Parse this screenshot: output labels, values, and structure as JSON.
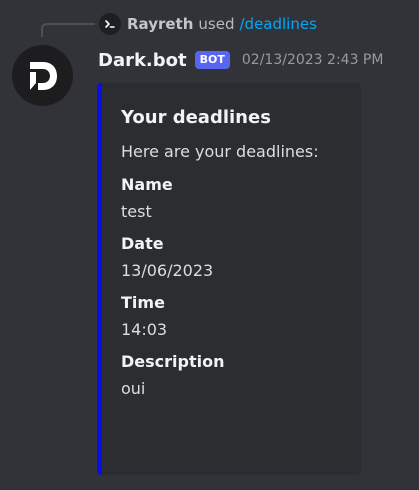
{
  "command": {
    "user": "Rayreth",
    "used_text": "used",
    "name": "/deadlines",
    "icon": "terminal-icon"
  },
  "author": {
    "avatar_icon": "dark-bot-logo",
    "name": "Dark.bot",
    "badge": "BOT",
    "timestamp": "02/13/2023 2:43 PM"
  },
  "embed": {
    "accent_color": "#0b0ee0",
    "title": "Your deadlines",
    "description": "Here are your deadlines:",
    "fields": [
      {
        "name": "Name",
        "value": "test"
      },
      {
        "name": "Date",
        "value": "13/06/2023"
      },
      {
        "name": "Time",
        "value": "14:03"
      },
      {
        "name": "Description",
        "value": "oui"
      }
    ]
  }
}
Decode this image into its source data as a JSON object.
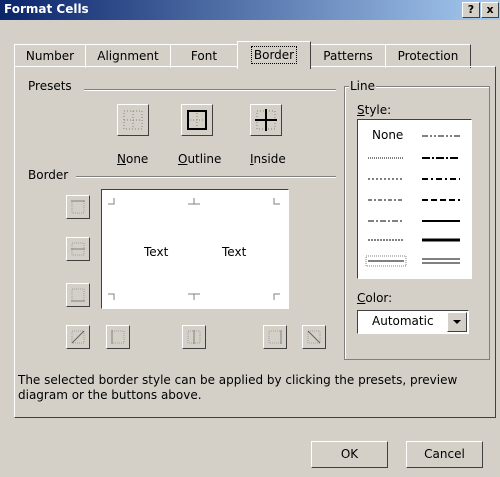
{
  "window": {
    "title": "Format Cells",
    "help_label": "?",
    "close_label": "x"
  },
  "tabs": [
    {
      "label": "Number"
    },
    {
      "label": "Alignment"
    },
    {
      "label": "Font"
    },
    {
      "label": "Border",
      "active": true
    },
    {
      "label": "Patterns"
    },
    {
      "label": "Protection"
    }
  ],
  "presets": {
    "heading": "Presets",
    "none": {
      "accel": "N",
      "rest": "one"
    },
    "outline": {
      "accel": "O",
      "rest": "utline"
    },
    "inside": {
      "accel": "I",
      "rest": "nside"
    }
  },
  "border": {
    "heading": "Border",
    "preview_texts": [
      "Text",
      "Text"
    ]
  },
  "line": {
    "heading": "Line",
    "style": {
      "accel": "S",
      "rest": "tyle:"
    },
    "style_none": "None",
    "color": {
      "accel": "C",
      "rest": "olor:"
    },
    "color_value": "Automatic"
  },
  "hint": {
    "line1": "The selected border style can be applied by clicking the presets, preview",
    "line2": "diagram or the buttons above."
  },
  "buttons": {
    "ok": "OK",
    "cancel": "Cancel"
  }
}
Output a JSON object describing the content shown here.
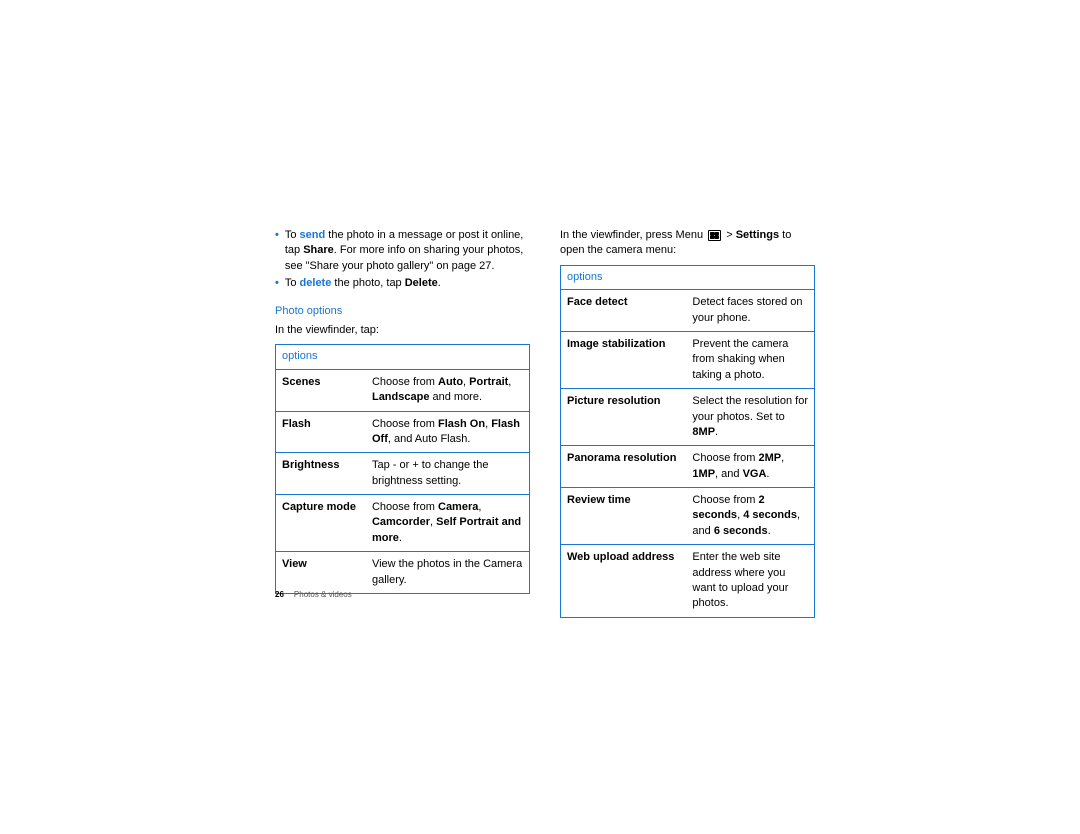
{
  "left": {
    "bullet1": {
      "pre": "To ",
      "action": "send",
      "post1": " the photo in a message or post it online, tap ",
      "bold": "Share",
      "post2": ". For more info on sharing your photos, see \"Share your photo gallery\" on page 27."
    },
    "bullet2": {
      "pre": "To ",
      "action": "delete",
      "post1": " the photo, tap ",
      "bold": "Delete",
      "post2": "."
    },
    "title": "Photo options",
    "intro": "In the viewfinder, tap:",
    "header": "options",
    "rows": {
      "r0": {
        "label": "Scenes",
        "p1": "Choose from ",
        "b1": "Auto",
        "s1": ", ",
        "b2": "Portrait",
        "s2": ", ",
        "b3": "Landscape",
        "s3": " and more."
      },
      "r1": {
        "label": "Flash",
        "p1": "Choose from ",
        "b1": "Flash On",
        "s1": ", ",
        "b2": "Flash Off",
        "s2": ", and Auto Flash."
      },
      "r2": {
        "label": "Brightness",
        "text": "Tap - or + to change the brightness setting."
      },
      "r3": {
        "label": "Capture mode",
        "p1": "Choose from ",
        "b1": "Camera",
        "s1": ", ",
        "b2": "Camcorder",
        "s2": ", ",
        "b3": "Self Portrait and more",
        "s3": "."
      },
      "r4": {
        "label": "View",
        "text": "View the photos in the Camera gallery."
      }
    }
  },
  "right": {
    "intro": {
      "p1": "In the viewfinder, press Menu ",
      "p2": " > ",
      "bold": "Settings",
      "p3": " to open the camera menu:"
    },
    "header": "options",
    "rows": {
      "r0": {
        "label": "Face detect",
        "text": "Detect faces stored on your phone."
      },
      "r1": {
        "label": "Image stabilization",
        "text": "Prevent the camera from shaking when taking a photo."
      },
      "r2": {
        "label": "Picture resolution",
        "p1": "Select the resolution for your photos. Set to ",
        "b1": "8MP",
        "s1": "."
      },
      "r3": {
        "label": "Panorama resolution",
        "p1": "Choose from ",
        "b1": "2MP",
        "s1": ", ",
        "b2": "1MP",
        "s2": ", and ",
        "b3": "VGA",
        "s3": "."
      },
      "r4": {
        "label": "Review time",
        "p1": "Choose from ",
        "b1": "2 seconds",
        "s1": ", ",
        "b2": "4 seconds",
        "s2": ", and ",
        "b3": "6 seconds",
        "s3": "."
      },
      "r5": {
        "label": "Web upload address",
        "text": "Enter the web site address where you want to upload your photos."
      }
    }
  },
  "footer": {
    "page": "26",
    "section": "Photos & videos"
  }
}
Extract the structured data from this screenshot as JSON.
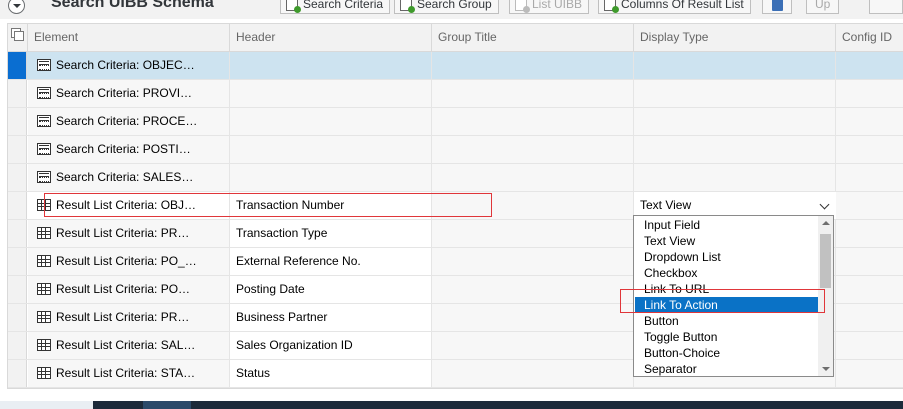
{
  "toolbar": {
    "title": "Search UIBB Schema",
    "buttons": [
      {
        "label": "Search Criteria",
        "disabled": false
      },
      {
        "label": "Search Group",
        "disabled": false
      },
      {
        "label": "List UIBB",
        "disabled": true
      },
      {
        "label": "Columns Of Result List",
        "disabled": false
      }
    ],
    "up_label": "Up"
  },
  "table": {
    "columns": [
      "Element",
      "Header",
      "Group Title",
      "Display Type",
      "Config ID"
    ],
    "rows": [
      {
        "element": "Search Criteria: OBJEC…",
        "header": "",
        "display_type": "",
        "icon": "criteria-icon"
      },
      {
        "element": "Search Criteria: PROVI…",
        "header": "",
        "display_type": "",
        "icon": "criteria-icon"
      },
      {
        "element": "Search Criteria: PROCE…",
        "header": "",
        "display_type": "",
        "icon": "criteria-icon"
      },
      {
        "element": "Search Criteria: POSTI…",
        "header": "",
        "display_type": "",
        "icon": "criteria-icon"
      },
      {
        "element": "Search Criteria: SALES…",
        "header": "",
        "display_type": "",
        "icon": "criteria-icon"
      },
      {
        "element": "Result List Criteria: OBJ…",
        "header": "Transaction Number",
        "display_type": "Text View",
        "icon": "list-icon"
      },
      {
        "element": "Result List Criteria: PR…",
        "header": "Transaction Type",
        "display_type": "",
        "icon": "list-icon"
      },
      {
        "element": "Result List Criteria: PO_…",
        "header": "External Reference No.",
        "display_type": "",
        "icon": "list-icon"
      },
      {
        "element": "Result List Criteria: PO…",
        "header": "Posting Date",
        "display_type": "",
        "icon": "list-icon"
      },
      {
        "element": "Result List Criteria: PR…",
        "header": "Business Partner",
        "display_type": "",
        "icon": "list-icon"
      },
      {
        "element": "Result List Criteria: SAL…",
        "header": "Sales Organization ID",
        "display_type": "",
        "icon": "list-icon"
      },
      {
        "element": "Result List Criteria: STA…",
        "header": "Status",
        "display_type": "",
        "icon": "list-icon"
      }
    ],
    "selected_row": 0
  },
  "display_type_select": {
    "value": "Text View",
    "options": [
      "Input Field",
      "Text View",
      "Dropdown List",
      "Checkbox",
      "Link To URL",
      "Link To Action",
      "Button",
      "Toggle Button",
      "Button-Choice",
      "Separator"
    ],
    "highlighted": "Link To Action"
  },
  "colors": {
    "selection_blue": "#0a6ed1",
    "selected_row_bg": "#cde3f0",
    "highlight_red": "#e0363a"
  }
}
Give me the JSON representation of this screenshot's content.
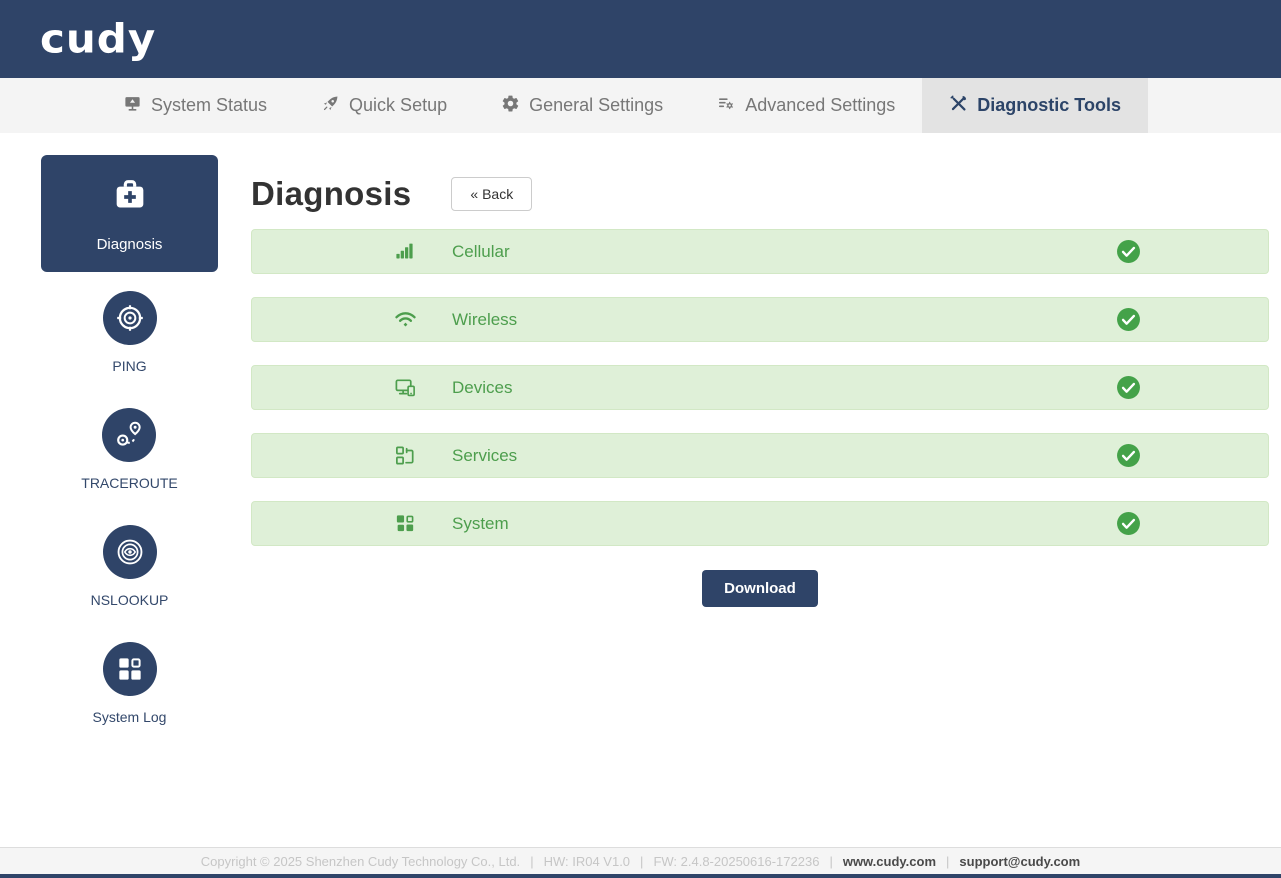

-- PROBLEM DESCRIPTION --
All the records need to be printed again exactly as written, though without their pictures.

-- SOLUTION TO THIS EXERCISE --
Parse this screenshot: output labels, values, and structure as JSON.
{
  "command": {
    "user": "Rayreth",
    "used_text": "used",
    "name": "/deadlines",
    "icon": "terminal-icon"
  },
  "author": {
    "avatar_icon": "dark-bot-logo",
    "name": "Dark.bot",
    "badge": "BOT",
    "timestamp": "02/13/2023 2:43 PM"
  },
  "embed": {
    "accent_color": "#0b0ee0",
    "title": "Your deadlines",
    "description": "Here are your deadlines:",
    "fields": [
      {
        "name": "Name",
        "value": "test"
      },
      {
        "name": "Date",
        "value": "13/06/2023"
      },
      {
        "name": "Time",
        "value": "14:03"
      },
      {
        "name": "Description",
        "value": "oui"
      }
    ]
  }
}
Decode this image into its source data as a JSON object.
{
  "window": {
    "title": "Format Cells",
    "help_label": "?",
    "close_label": "x"
  },
  "tabs": [
    {
      "label": "Number"
    },
    {
      "label": "Alignment"
    },
    {
      "label": "Font"
    },
    {
      "label": "Border",
      "active": true
    },
    {
      "label": "Patterns"
    },
    {
      "label": "Protection"
    }
  ],
  "presets": {
    "heading": "Presets",
    "none": {
      "accel": "N",
      "rest": "one"
    },
    "outline": {
      "accel": "O",
      "rest": "utline"
    },
    "inside": {
      "accel": "I",
      "rest": "nside"
    }
  },
  "border": {
    "heading": "Border",
    "preview_texts": [
      "Text",
      "Text"
    ]
  },
  "line": {
    "heading": "Line",
    "style": {
      "accel": "S",
      "rest": "tyle:"
    },
    "style_none": "None",
    "color": {
      "accel": "C",
      "rest": "olor:"
    },
    "color_value": "Automatic"
  },
  "hint": {
    "line1": "The selected border style can be applied by clicking the presets, preview",
    "line2": "diagram or the buttons above."
  },
  "buttons": {
    "ok": "OK",
    "cancel": "Cancel"
  }
}
Output a JSON object describing the content shown here.
{
  "left": {
    "bullet1": {
      "pre": "To ",
      "action": "send",
      "post1": " the photo in a message or post it online, tap ",
      "bold": "Share",
      "post2": ". For more info on sharing your photos, see \"Share your photo gallery\" on page 27."
    },
    "bullet2": {
      "pre": "To ",
      "action": "delete",
      "post1": " the photo, tap ",
      "bold": "Delete",
      "post2": "."
    },
    "title": "Photo options",
    "intro": "In the viewfinder, tap:",
    "header": "options",
    "rows": {
      "r0": {
        "label": "Scenes",
        "p1": "Choose from ",
        "b1": "Auto",
        "s1": ", ",
        "b2": "Portrait",
        "s2": ", ",
        "b3": "Landscape",
        "s3": " and more."
      },
      "r1": {
        "label": "Flash",
        "p1": "Choose from ",
        "b1": "Flash On",
        "s1": ", ",
        "b2": "Flash Off",
        "s2": ", and Auto Flash."
      },
      "r2": {
        "label": "Brightness",
        "text": "Tap - or + to change the brightness setting."
      },
      "r3": {
        "label": "Capture mode",
        "p1": "Choose from ",
        "b1": "Camera",
        "s1": ", ",
        "b2": "Camcorder",
        "s2": ", ",
        "b3": "Self Portrait and more",
        "s3": "."
      },
      "r4": {
        "label": "View",
        "text": "View the photos in the Camera gallery."
      }
    }
  },
  "right": {
    "intro": {
      "p1": "In the viewfinder, press Menu ",
      "p2": " > ",
      "bold": "Settings",
      "p3": " to open the camera menu:"
    },
    "header": "options",
    "rows": {
      "r0": {
        "label": "Face detect",
        "text": "Detect faces stored on your phone."
      },
      "r1": {
        "label": "Image stabilization",
        "text": "Prevent the camera from shaking when taking a photo."
      },
      "r2": {
        "label": "Picture resolution",
        "p1": "Select the resolution for your photos. Set to ",
        "b1": "8MP",
        "s1": "."
      },
      "r3": {
        "label": "Panorama resolution",
        "p1": "Choose from ",
        "b1": "2MP",
        "s1": ", ",
        "b2": "1MP",
        "s2": ", and ",
        "b3": "VGA",
        "s3": "."
      },
      "r4": {
        "label": "Review time",
        "p1": "Choose from ",
        "b1": "2 seconds",
        "s1": ", ",
        "b2": "4 seconds",
        "s2": ", and ",
        "b3": "6 seconds",
        "s3": "."
      },
      "r5": {
        "label": "Web upload address",
        "text": "Enter the web site address where you want to upload your photos."
      }
    }
  },
  "footer": {
    "page": "26",
    "section": "Photos & videos"
  }
}
Extract the structured data from this screenshot as JSON.
{
  "toolbar": {
    "title": "Search UIBB Schema",
    "buttons": [
      {
        "label": "Search Criteria",
        "disabled": false
      },
      {
        "label": "Search Group",
        "disabled": false
      },
      {
        "label": "List UIBB",
        "disabled": true
      },
      {
        "label": "Columns Of Result List",
        "disabled": false
      }
    ],
    "up_label": "Up"
  },
  "table": {
    "columns": [
      "Element",
      "Header",
      "Group Title",
      "Display Type",
      "Config ID"
    ],
    "rows": [
      {
        "element": "Search Criteria: OBJEC…",
        "header": "",
        "display_type": "",
        "icon": "criteria-icon"
      },
      {
        "element": "Search Criteria: PROVI…",
        "header": "",
        "display_type": "",
        "icon": "criteria-icon"
      },
      {
        "element": "Search Criteria: PROCE…",
        "header": "",
        "display_type": "",
        "icon": "criteria-icon"
      },
      {
        "element": "Search Criteria: POSTI…",
        "header": "",
        "display_type": "",
        "icon": "criteria-icon"
      },
      {
        "element": "Search Criteria: SALES…",
        "header": "",
        "display_type": "",
        "icon": "criteria-icon"
      },
      {
        "element": "Result List Criteria: OBJ…",
        "header": "Transaction Number",
        "display_type": "Text View",
        "icon": "list-icon"
      },
      {
        "element": "Result List Criteria: PR…",
        "header": "Transaction Type",
        "display_type": "",
        "icon": "list-icon"
      },
      {
        "element": "Result List Criteria: PO_…",
        "header": "External Reference No.",
        "display_type": "",
        "icon": "list-icon"
      },
      {
        "element": "Result List Criteria: PO…",
        "header": "Posting Date",
        "display_type": "",
        "icon": "list-icon"
      },
      {
        "element": "Result List Criteria: PR…",
        "header": "Business Partner",
        "display_type": "",
        "icon": "list-icon"
      },
      {
        "element": "Result List Criteria: SAL…",
        "header": "Sales Organization ID",
        "display_type": "",
        "icon": "list-icon"
      },
      {
        "element": "Result List Criteria: STA…",
        "header": "Status",
        "display_type": "",
        "icon": "list-icon"
      }
    ],
    "selected_row": 0
  },
  "display_type_select": {
    "value": "Text View",
    "options": [
      "Input Field",
      "Text View",
      "Dropdown List",
      "Checkbox",
      "Link To URL",
      "Link To Action",
      "Button",
      "Toggle Button",
      "Button-Choice",
      "Separator"
    ],
    "highlighted": "Link To Action"
  },
  "colors": {
    "selection_blue": "#0a6ed1",
    "selected_row_bg": "#cde3f0",
    "highlight_red": "#e0363a"
  }
}
Give me the JSON representation of this screenshot's content.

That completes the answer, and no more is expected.